(Extracted records)

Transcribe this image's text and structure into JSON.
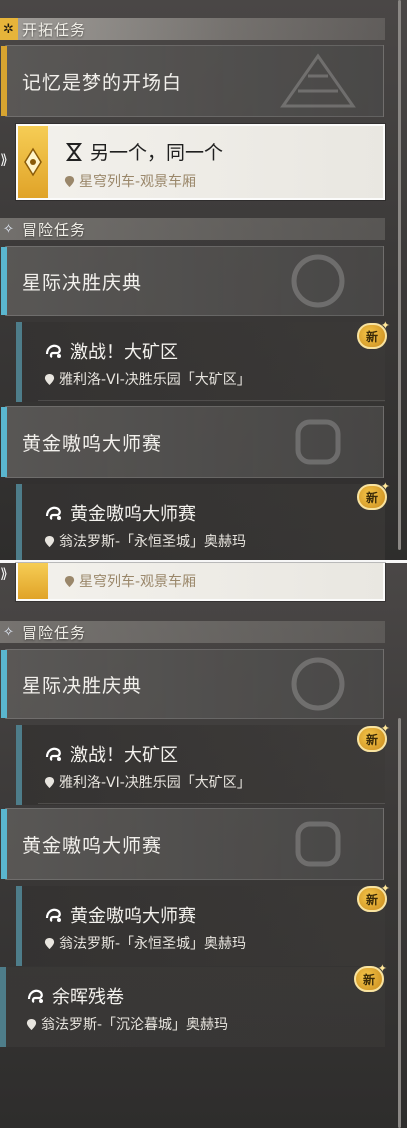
{
  "top": {
    "trailblaze_header": "开拓任务",
    "trailblaze_mission": "记忆是梦的开场白",
    "selected_quest": {
      "title": "另一个，同一个",
      "location": "星穹列车-观景车厢"
    },
    "adventure_header": "冒险任务",
    "groups": [
      {
        "title": "星际决胜庆典",
        "quest": {
          "title": "激战！大矿区",
          "location": "雅利洛-VI-决胜乐园「大矿区」",
          "badge": "新"
        }
      },
      {
        "title": "黄金嗷呜大师赛",
        "quest": {
          "title": "黄金嗷呜大师赛",
          "location": "翁法罗斯-「永恒圣城」奥赫玛",
          "badge": "新"
        }
      }
    ]
  },
  "bottom": {
    "selected_location": "星穹列车-观景车厢",
    "adventure_header": "冒险任务",
    "groups": [
      {
        "title": "星际决胜庆典",
        "quest": {
          "title": "激战！大矿区",
          "location": "雅利洛-VI-决胜乐园「大矿区」",
          "badge": "新"
        }
      },
      {
        "title": "黄金嗷呜大师赛",
        "quest": {
          "title": "黄金嗷呜大师赛",
          "location": "翁法罗斯-「永恒圣城」奥赫玛",
          "badge": "新"
        }
      }
    ],
    "extra_quest": {
      "title": "余晖残卷",
      "location": "翁法罗斯-「沉沦暮城」奥赫玛",
      "badge": "新"
    }
  },
  "colors": {
    "gold_accent": "#d7a430",
    "blue_accent": "#5ab6cf",
    "badge": "#e0a328"
  },
  "icons": {
    "quest_type": "adventure-quest-icon",
    "trailblaze": "trailblaze-emblem-icon",
    "location": "map-pin-icon",
    "hourglass": "hourglass-icon"
  }
}
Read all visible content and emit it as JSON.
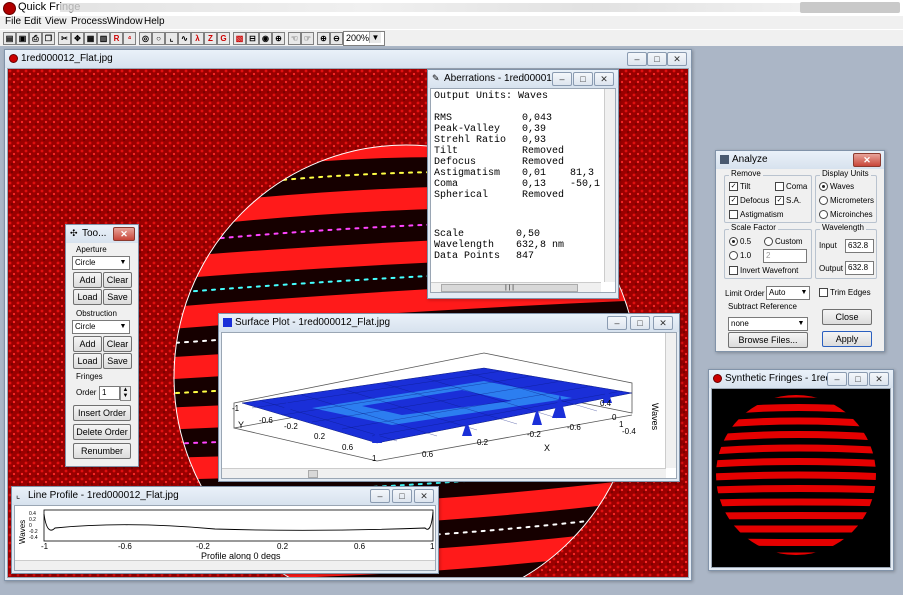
{
  "app": {
    "title": "Quick Fringe"
  },
  "menu": [
    "File",
    "Edit",
    "View",
    "Process",
    "Window",
    "Help"
  ],
  "toolbar": {
    "zoom": "200%",
    "buttons": [
      "save",
      "print",
      "copy",
      "grid",
      "refresh",
      "red-r",
      "fringe",
      "aperture",
      "circle",
      "chart",
      "zernike",
      "spectrum",
      "lambda",
      "Z",
      "G",
      "sphere",
      "filter",
      "zoom-in",
      "zoom-out"
    ]
  },
  "main_window": {
    "title": "1red000012_Flat.jpg"
  },
  "aberrations": {
    "title": "Aberrations - 1red000012...",
    "units": "Output Units: Waves",
    "rows": [
      {
        "name": "RMS",
        "v1": "0,043",
        "v2": ""
      },
      {
        "name": "Peak-Valley",
        "v1": "0,39",
        "v2": ""
      },
      {
        "name": "Strehl Ratio",
        "v1": "0,93",
        "v2": ""
      },
      {
        "name": "Tilt",
        "v1": "Removed",
        "v2": ""
      },
      {
        "name": "Defocus",
        "v1": "Removed",
        "v2": ""
      },
      {
        "name": "Astigmatism",
        "v1": "0,01",
        "v2": "81,3"
      },
      {
        "name": "Coma",
        "v1": "0,13",
        "v2": "-50,1"
      },
      {
        "name": "Spherical",
        "v1": "Removed",
        "v2": ""
      }
    ],
    "rows2": [
      {
        "name": "Scale",
        "v1": "0,50"
      },
      {
        "name": "Wavelength",
        "v1": "632,8 nm"
      },
      {
        "name": "Data Points",
        "v1": "847"
      }
    ],
    "scroll_glyph": "|||"
  },
  "tools": {
    "title": "Too...",
    "aperture": {
      "label": "Aperture",
      "value": "Circle",
      "add": "Add",
      "clear": "Clear",
      "load": "Load",
      "save": "Save"
    },
    "obstruction": {
      "label": "Obstruction",
      "value": "Circle",
      "add": "Add",
      "clear": "Clear",
      "load": "Load",
      "save": "Save"
    },
    "fringes": {
      "label": "Fringes",
      "order_label": "Order",
      "order_value": "1",
      "insert": "Insert Order",
      "delete": "Delete Order",
      "renumber": "Renumber"
    }
  },
  "surface": {
    "title": "Surface Plot - 1red000012_Flat.jpg",
    "z_label": "Waves",
    "x_label": "X",
    "y_label": "Y",
    "z_ticks": [
      "0.4",
      "0",
      "-0.4"
    ],
    "x_ticks": [
      "0.6",
      "0.2",
      "-0.2",
      "-0.6",
      "1"
    ],
    "y_ticks": [
      "-1",
      "-0.6",
      "-0.2",
      "0.2",
      "0.6",
      "1"
    ]
  },
  "line_profile": {
    "title": "Line Profile - 1red000012_Flat.jpg",
    "ylabel": "Waves",
    "yticks": [
      "0.4",
      "0.2",
      "0",
      "-0.2",
      "-0.4"
    ],
    "xticks": [
      "-1",
      "-0.6",
      "-0.2",
      "0.2",
      "0.6",
      "1"
    ],
    "xlabel": "Profile along 0 degs"
  },
  "analyze": {
    "title": "Analyze",
    "remove": {
      "label": "Remove",
      "tilt": "Tilt",
      "coma": "Coma",
      "defocus": "Defocus",
      "sa": "S.A.",
      "astig": "Astigmatism"
    },
    "display_units": {
      "label": "Display Units",
      "waves": "Waves",
      "micrometers": "Micrometers",
      "microinches": "Microinches"
    },
    "scale_factor": {
      "label": "Scale Factor",
      "r05": "0.5",
      "custom": "Custom",
      "r10": "1.0",
      "custom_value": "2",
      "invert": "Invert Wavefront"
    },
    "wavelength": {
      "label": "Wavelength",
      "input_label": "Input",
      "input": "632.8",
      "output_label": "Output",
      "output": "632.8"
    },
    "limit_order_label": "Limit Order",
    "limit_order": "Auto",
    "trim_edges": "Trim Edges",
    "subtract_ref": {
      "label": "Subtract Reference",
      "value": "none",
      "browse": "Browse Files..."
    },
    "close": "Close",
    "apply": "Apply"
  },
  "synthetic": {
    "title": "Synthetic Fringes - 1red..."
  },
  "colors": {
    "fringe_red": "#d00000",
    "window_bg": "#e3ebf4",
    "workspace": "#abb6c6",
    "surface_blue": "#1a2fd8"
  }
}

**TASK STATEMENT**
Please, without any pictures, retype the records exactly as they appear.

**RESPONSE BOX**
Transcribe this image's text and structure into JSON.
{
  "top": {
    "trailblaze_header": "开拓任务",
    "trailblaze_mission": "记忆是梦的开场白",
    "selected_quest": {
      "title": "另一个，同一个",
      "location": "星穹列车-观景车厢"
    },
    "adventure_header": "冒险任务",
    "groups": [
      {
        "title": "星际决胜庆典",
        "quest": {
          "title": "激战！大矿区",
          "location": "雅利洛-VI-决胜乐园「大矿区」",
          "badge": "新"
        }
      },
      {
        "title": "黄金嗷呜大师赛",
        "quest": {
          "title": "黄金嗷呜大师赛",
          "location": "翁法罗斯-「永恒圣城」奥赫玛",
          "badge": "新"
        }
      }
    ]
  },
  "bottom": {
    "selected_location": "星穹列车-观景车厢",
    "adventure_header": "冒险任务",
    "groups": [
      {
        "title": "星际决胜庆典",
        "quest": {
          "title": "激战！大矿区",
          "location": "雅利洛-VI-决胜乐园「大矿区」",
          "badge": "新"
        }
      },
      {
        "title": "黄金嗷呜大师赛",
        "quest": {
          "title": "黄金嗷呜大师赛",
          "location": "翁法罗斯-「永恒圣城」奥赫玛",
          "badge": "新"
        }
      }
    ],
    "extra_quest": {
      "title": "余晖残卷",
      "location": "翁法罗斯-「沉沦暮城」奥赫玛",
      "badge": "新"
    }
  },
  "colors": {
    "gold_accent": "#d7a430",
    "blue_accent": "#5ab6cf",
    "badge": "#e0a328"
  },
  "icons": {
    "quest_type": "adventure-quest-icon",
    "trailblaze": "trailblaze-emblem-icon",
    "location": "map-pin-icon",
    "hourglass": "hourglass-icon"
  }
}
Read all visible content and emit it as JSON.
{
  "app": {
    "title": "Quick Fringe"
  },
  "menu": [
    "File",
    "Edit",
    "View",
    "Process",
    "Window",
    "Help"
  ],
  "toolbar": {
    "zoom": "200%",
    "buttons": [
      "save",
      "print",
      "copy",
      "grid",
      "refresh",
      "red-r",
      "fringe",
      "aperture",
      "circle",
      "chart",
      "zernike",
      "spectrum",
      "lambda",
      "Z",
      "G",
      "sphere",
      "filter",
      "zoom-in",
      "zoom-out"
    ]
  },
  "main_window": {
    "title": "1red000012_Flat.jpg"
  },
  "aberrations": {
    "title": "Aberrations - 1red000012...",
    "units": "Output Units: Waves",
    "rows": [
      {
        "name": "RMS",
        "v1": "0,043",
        "v2": ""
      },
      {
        "name": "Peak-Valley",
        "v1": "0,39",
        "v2": ""
      },
      {
        "name": "Strehl Ratio",
        "v1": "0,93",
        "v2": ""
      },
      {
        "name": "Tilt",
        "v1": "Removed",
        "v2": ""
      },
      {
        "name": "Defocus",
        "v1": "Removed",
        "v2": ""
      },
      {
        "name": "Astigmatism",
        "v1": "0,01",
        "v2": "81,3"
      },
      {
        "name": "Coma",
        "v1": "0,13",
        "v2": "-50,1"
      },
      {
        "name": "Spherical",
        "v1": "Removed",
        "v2": ""
      }
    ],
    "rows2": [
      {
        "name": "Scale",
        "v1": "0,50"
      },
      {
        "name": "Wavelength",
        "v1": "632,8 nm"
      },
      {
        "name": "Data Points",
        "v1": "847"
      }
    ],
    "scroll_glyph": "|||"
  },
  "tools": {
    "title": "Too...",
    "aperture": {
      "label": "Aperture",
      "value": "Circle",
      "add": "Add",
      "clear": "Clear",
      "load": "Load",
      "save": "Save"
    },
    "obstruction": {
      "label": "Obstruction",
      "value": "Circle",
      "add": "Add",
      "clear": "Clear",
      "load": "Load",
      "save": "Save"
    },
    "fringes": {
      "label": "Fringes",
      "order_label": "Order",
      "order_value": "1",
      "insert": "Insert Order",
      "delete": "Delete Order",
      "renumber": "Renumber"
    }
  },
  "surface": {
    "title": "Surface Plot - 1red000012_Flat.jpg",
    "z_label": "Waves",
    "x_label": "X",
    "y_label": "Y",
    "z_ticks": [
      "0.4",
      "0",
      "-0.4"
    ],
    "x_ticks": [
      "0.6",
      "0.2",
      "-0.2",
      "-0.6",
      "1"
    ],
    "y_ticks": [
      "-1",
      "-0.6",
      "-0.2",
      "0.2",
      "0.6",
      "1"
    ]
  },
  "line_profile": {
    "title": "Line Profile - 1red000012_Flat.jpg",
    "ylabel": "Waves",
    "yticks": [
      "0.4",
      "0.2",
      "0",
      "-0.2",
      "-0.4"
    ],
    "xticks": [
      "-1",
      "-0.6",
      "-0.2",
      "0.2",
      "0.6",
      "1"
    ],
    "xlabel": "Profile along 0 degs"
  },
  "analyze": {
    "title": "Analyze",
    "remove": {
      "label": "Remove",
      "tilt": "Tilt",
      "coma": "Coma",
      "defocus": "Defocus",
      "sa": "S.A.",
      "astig": "Astigmatism"
    },
    "display_units": {
      "label": "Display Units",
      "waves": "Waves",
      "micrometers": "Micrometers",
      "microinches": "Microinches"
    },
    "scale_factor": {
      "label": "Scale Factor",
      "r05": "0.5",
      "custom": "Custom",
      "r10": "1.0",
      "custom_value": "2",
      "invert": "Invert Wavefront"
    },
    "wavelength": {
      "label": "Wavelength",
      "input_label": "Input",
      "input": "632.8",
      "output_label": "Output",
      "output": "632.8"
    },
    "limit_order_label": "Limit Order",
    "limit_order": "Auto",
    "trim_edges": "Trim Edges",
    "subtract_ref": {
      "label": "Subtract Reference",
      "value": "none",
      "browse": "Browse Files..."
    },
    "close": "Close",
    "apply": "Apply"
  },
  "synthetic": {
    "title": "Synthetic Fringes - 1red..."
  },
  "colors": {
    "fringe_red": "#d00000",
    "window_bg": "#e3ebf4",
    "workspace": "#abb6c6",
    "surface_blue": "#1a2fd8"
  }
}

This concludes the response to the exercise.